He and a friend convinced a professor to allow them to make a film as an independent study project. The film was terrible, he said, but working with large numbers of people, learning about the equipment and figuring out how to do the whole process from start to finish ended up being invaluable.
“This experience helped me put together a YouTube channel that was in the top 10 in Japan at its peak,” he said.
Small class sizes also made it easy to build relationships with professors. He had no acting experience but became a teacher’s assistant for Associate Professor of Theatre Jonathan Cole, who helped him think about how to teach and explain new concepts to different types of people, Croes said.
Student organizations also proved to be a dry run for later professional attempts. During Croes’ first year, he launched a club for Japanese martial art kendo, which taught him how to start an organization, work with a funding committee and teach classes. Along the way, he met a lot of new people and saw the real outcome of his decisions — if he made a mistake, it affected himself and others, he said.
Alumnus inspires next steps
Networking at Willamette also paid off.
A university program that paired students with alumni for a day led Croes to meet Adam DuVander ’01, a web developer at the time who is now principal consultant at EveryDeveloper in Portland.
Croes instantly realized he wanted a career like DuVander’s. The day-long experience with the alum turned into a long friendship, gave him a 2007 internship collecting data and later “the confidence that I could build something and turn it into a company,” he said.
After Croes graduated, he moved to San Francisco for an education start-up that offered live classes online.

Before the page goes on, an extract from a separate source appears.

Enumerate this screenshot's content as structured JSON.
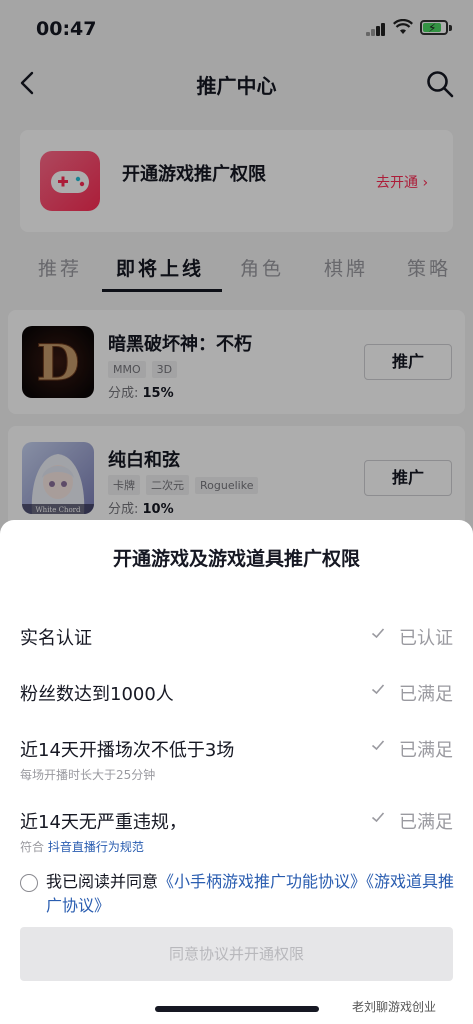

In addition to working for the company, he used the platform to teach Japanese and marketing classes to offset the cost of living.
The start-up folded about a year after he arrived, but he was left with a lot of teaching experience and a good sense for what his brand of pedagogy might be, he said.
Inspired to do his own work, he wrote a Japanese textbook and sold it online. From there he hired his first employee and continued to build better programs and resources for learning Japanese. In 2007, he started WaniKani, an app that not only teaches people kanji but how to learn it as well. He works on it today along with Tofugu.
As a student at Willamette, Croes didn’t intentionally seek out activities to achieve a specific outcome. He used his time to apply what he learned or wanted to learn inside a supportive university experience. From his practice teaching in club activities to his role as a TA, he gained the support and expertise he needed to turn his interests into a successful company, he said.
“The experiences at Willamette really did help make this all happen,” he said. “As I think back on the relationships with the students, professors and alumni, I realize it is everything that happened outside of the class — but still because of Willamette — that made my post-graduation life possible.”